Component data from apps and pages:
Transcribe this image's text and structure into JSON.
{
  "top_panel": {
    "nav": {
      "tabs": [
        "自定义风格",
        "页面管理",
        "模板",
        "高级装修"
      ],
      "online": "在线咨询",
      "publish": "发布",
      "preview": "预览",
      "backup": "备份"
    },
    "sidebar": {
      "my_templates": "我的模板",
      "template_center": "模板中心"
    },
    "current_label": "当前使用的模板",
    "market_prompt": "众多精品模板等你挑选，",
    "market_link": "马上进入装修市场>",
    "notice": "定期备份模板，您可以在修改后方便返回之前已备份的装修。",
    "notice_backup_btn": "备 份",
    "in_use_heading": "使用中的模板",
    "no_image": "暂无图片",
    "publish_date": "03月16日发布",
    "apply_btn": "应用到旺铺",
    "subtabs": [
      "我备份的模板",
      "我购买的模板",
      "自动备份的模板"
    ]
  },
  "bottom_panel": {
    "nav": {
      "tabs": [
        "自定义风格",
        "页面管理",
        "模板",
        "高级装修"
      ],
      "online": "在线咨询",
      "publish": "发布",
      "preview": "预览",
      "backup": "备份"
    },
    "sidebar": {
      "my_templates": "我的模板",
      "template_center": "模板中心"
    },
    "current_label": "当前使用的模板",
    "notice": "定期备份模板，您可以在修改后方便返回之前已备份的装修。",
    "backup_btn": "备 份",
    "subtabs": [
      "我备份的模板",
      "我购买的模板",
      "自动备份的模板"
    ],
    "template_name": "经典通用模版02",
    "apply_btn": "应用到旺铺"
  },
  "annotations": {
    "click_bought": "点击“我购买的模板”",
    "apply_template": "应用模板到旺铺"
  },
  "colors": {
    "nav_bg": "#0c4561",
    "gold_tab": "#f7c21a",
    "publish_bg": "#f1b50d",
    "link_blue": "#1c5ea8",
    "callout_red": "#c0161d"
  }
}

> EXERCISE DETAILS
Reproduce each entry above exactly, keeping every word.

> YOUR RESPONSE
Transcribe this image's text and structure into JSON.
{
  "top_panel": {
    "nav": {
      "tabs": [
        "自定义风格",
        "页面管理",
        "模板",
        "高级装修"
      ],
      "online": "在线咨询",
      "publish": "发布",
      "preview": "预览",
      "backup": "备份"
    },
    "sidebar": {
      "my_templates": "我的模板",
      "template_center": "模板中心"
    },
    "current_label": "当前使用的模板",
    "market_prompt": "众多精品模板等你挑选，",
    "market_link": "马上进入装修市场>",
    "notice": "定期备份模板，您可以在修改后方便返回之前已备份的装修。",
    "notice_backup_btn": "备 份",
    "in_use_heading": "使用中的模板",
    "no_image": "暂无图片",
    "publish_date": "03月16日发布",
    "apply_btn": "应用到旺铺",
    "subtabs": [
      "我备份的模板",
      "我购买的模板",
      "自动备份的模板"
    ]
  },
  "bottom_panel": {
    "nav": {
      "tabs": [
        "自定义风格",
        "页面管理",
        "模板",
        "高级装修"
      ],
      "online": "在线咨询",
      "publish": "发布",
      "preview": "预览",
      "backup": "备份"
    },
    "sidebar": {
      "my_templates": "我的模板",
      "template_center": "模板中心"
    },
    "current_label": "当前使用的模板",
    "notice": "定期备份模板，您可以在修改后方便返回之前已备份的装修。",
    "backup_btn": "备 份",
    "subtabs": [
      "我备份的模板",
      "我购买的模板",
      "自动备份的模板"
    ],
    "template_name": "经典通用模版02",
    "apply_btn": "应用到旺铺"
  },
  "annotations": {
    "click_bought": "点击“我购买的模板”",
    "apply_template": "应用模板到旺铺"
  },
  "colors": {
    "nav_bg": "#0c4561",
    "gold_tab": "#f7c21a",
    "publish_bg": "#f1b50d",
    "link_blue": "#1c5ea8",
    "callout_red": "#c0161d"
  }
}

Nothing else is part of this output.